■ **Problem to solve**: Leave the pictures out and repeat the rest of the data below exactly.
##### Records to use #####
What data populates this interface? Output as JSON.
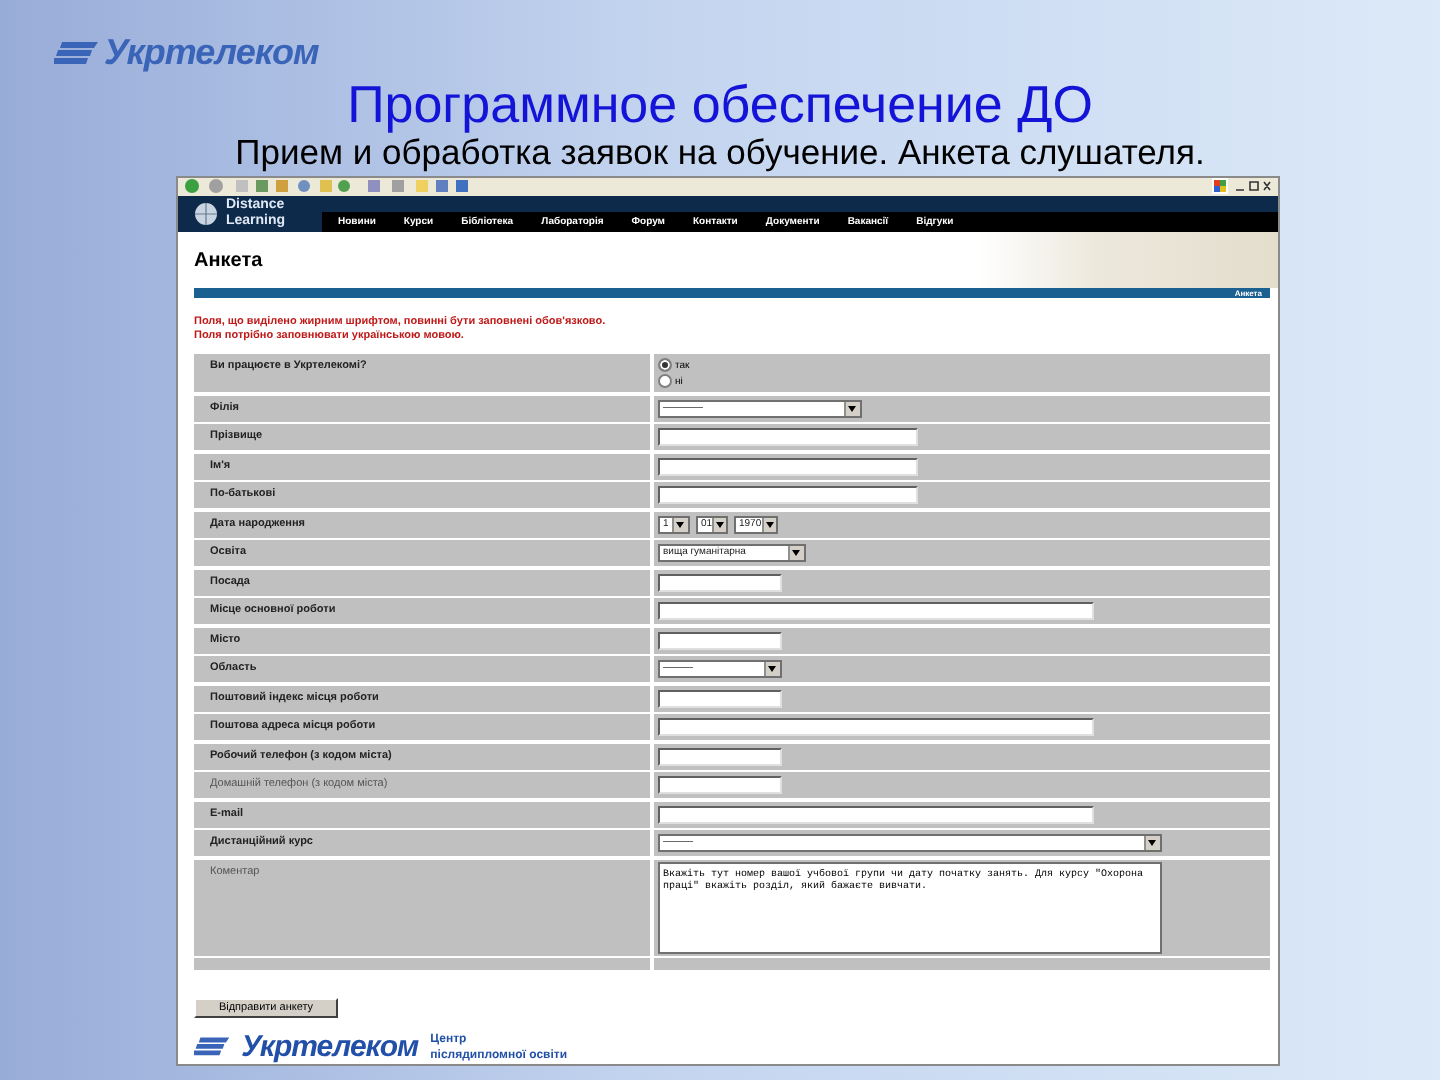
{
  "slide": {
    "logo": "Укртелеком",
    "title": "Программное обеспечение ДО",
    "subtitle": "Прием и обработка заявок на обучение. Анкета слушателя."
  },
  "site": {
    "brand_lines": [
      "Distance",
      "Learning"
    ],
    "nav": [
      "Новини",
      "Курси",
      "Бібліотека",
      "Лабораторія",
      "Форум",
      "Контакти",
      "Документи",
      "Вакансії",
      "Відгуки"
    ],
    "page_title": "Анкета",
    "breadcrumb": "Анкета",
    "notices": [
      "Поля, що виділено жирним шрифтом, повинні бути заповнені обов'язково.",
      "Поля потрібно заповнювати українською мовою."
    ]
  },
  "form": {
    "fields": [
      {
        "label": "Ви працюєте в Укртелекомі?",
        "required": true,
        "kind": "radio",
        "options": [
          {
            "label": "так",
            "selected": true
          },
          {
            "label": "ні",
            "selected": false
          }
        ]
      },
      {
        "label": "Філія",
        "required": true,
        "kind": "wideselect",
        "value": "————"
      },
      {
        "label": "Прізвище",
        "required": true,
        "kind": "input"
      },
      {
        "label": "Ім'я",
        "required": true,
        "kind": "input"
      },
      {
        "label": "По-батькові",
        "required": true,
        "kind": "input"
      },
      {
        "label": "Дата народження",
        "required": true,
        "kind": "date",
        "values": [
          "1",
          "01",
          "1970"
        ]
      },
      {
        "label": "Освіта",
        "required": true,
        "kind": "select",
        "value": "вища гуманітарна"
      },
      {
        "label": "Посада",
        "required": true,
        "kind": "shortinput"
      },
      {
        "label": "Місце основної роботи",
        "required": true,
        "kind": "longinput"
      },
      {
        "label": "Місто",
        "required": true,
        "kind": "shortinput"
      },
      {
        "label": "Область",
        "required": true,
        "kind": "shortselect",
        "value": "———"
      },
      {
        "label": "Поштовий індекс місця роботи",
        "required": true,
        "kind": "shortinput"
      },
      {
        "label": "Поштова адреса місця роботи",
        "required": true,
        "kind": "longinput"
      },
      {
        "label": "Робочий телефон (з кодом міста)",
        "required": true,
        "kind": "shortinput"
      },
      {
        "label": "Домашній телефон (з кодом міста)",
        "required": false,
        "kind": "shortinput"
      },
      {
        "label": "E-mail",
        "required": true,
        "kind": "longinput"
      },
      {
        "label": "Дистанційний курс",
        "required": true,
        "kind": "longselect",
        "value": "———"
      },
      {
        "label": "Коментар",
        "required": false,
        "kind": "textarea",
        "value": "Вкажіть тут номер вашої учбової групи чи дату початку занять. Для курсу \"Охорона праці\" вкажіть розділ, який бажаєте вивчати."
      },
      {
        "kind": "empty"
      }
    ],
    "submit": "Відправити анкету"
  },
  "footer": {
    "logo": "Укртелеком",
    "lines": [
      "Центр",
      "післядипломної освіти"
    ]
  }
}
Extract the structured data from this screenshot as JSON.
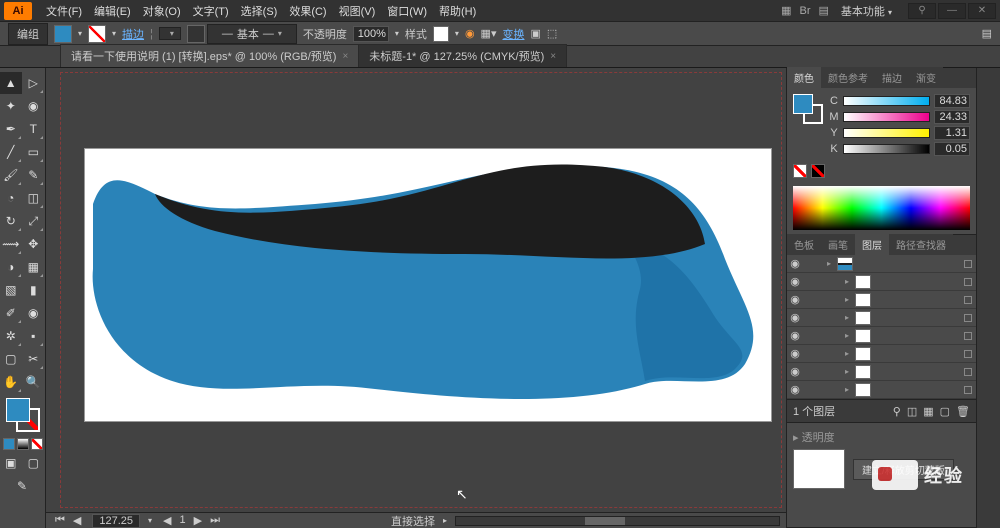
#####
■ **Result**:
What data populates this interface? Output as JSON.
{
  "slide": {
    "logo": "Укртелеком",
    "title": "Программное обеспечение ДО",
    "subtitle": "Прием и обработка заявок на обучение. Анкета слушателя."
  },
  "site": {
    "brand_lines": [
      "Distance",
      "Learning"
    ],
    "nav": [
      "Новини",
      "Курси",
      "Бібліотека",
      "Лабораторія",
      "Форум",
      "Контакти",
      "Документи",
      "Вакансії",
      "Відгуки"
    ],
    "page_title": "Анкета",
    "breadcrumb": "Анкета",
    "notices": [
      "Поля, що виділено жирним шрифтом, повинні бути заповнені обов'язково.",
      "Поля потрібно заповнювати українською мовою."
    ]
  },
  "form": {
    "fields": [
      {
        "label": "Ви працюєте в Укртелекомі?",
        "required": true,
        "kind": "radio",
        "options": [
          {
            "label": "так",
            "selected": true
          },
          {
            "label": "ні",
            "selected": false
          }
        ]
      },
      {
        "label": "Філія",
        "required": true,
        "kind": "wideselect",
        "value": "————"
      },
      {
        "label": "Прізвище",
        "required": true,
        "kind": "input"
      },
      {
        "label": "Ім'я",
        "required": true,
        "kind": "input"
      },
      {
        "label": "По-батькові",
        "required": true,
        "kind": "input"
      },
      {
        "label": "Дата народження",
        "required": true,
        "kind": "date",
        "values": [
          "1",
          "01",
          "1970"
        ]
      },
      {
        "label": "Освіта",
        "required": true,
        "kind": "select",
        "value": "вища гуманітарна"
      },
      {
        "label": "Посада",
        "required": true,
        "kind": "shortinput"
      },
      {
        "label": "Місце основної роботи",
        "required": true,
        "kind": "longinput"
      },
      {
        "label": "Місто",
        "required": true,
        "kind": "shortinput"
      },
      {
        "label": "Область",
        "required": true,
        "kind": "shortselect",
        "value": "———"
      },
      {
        "label": "Поштовий індекс місця роботи",
        "required": true,
        "kind": "shortinput"
      },
      {
        "label": "Поштова адреса місця роботи",
        "required": true,
        "kind": "longinput"
      },
      {
        "label": "Робочий телефон (з кодом міста)",
        "required": true,
        "kind": "shortinput"
      },
      {
        "label": "Домашній телефон (з кодом міста)",
        "required": false,
        "kind": "shortinput"
      },
      {
        "label": "E-mail",
        "required": true,
        "kind": "longinput"
      },
      {
        "label": "Дистанційний курс",
        "required": true,
        "kind": "longselect",
        "value": "———"
      },
      {
        "label": "Коментар",
        "required": false,
        "kind": "textarea",
        "value": "Вкажіть тут номер вашої учбової групи чи дату початку занять. Для курсу \"Охорона праці\" вкажіть розділ, який бажаєте вивчати."
      },
      {
        "kind": "empty"
      }
    ],
    "submit": "Відправити анкету"
  },
  "footer": {
    "logo": "Укртелеком",
    "lines": [
      "Центр",
      "післядипломної освіти"
    ]
  }
}
Extract the structured data from this screenshot as JSON.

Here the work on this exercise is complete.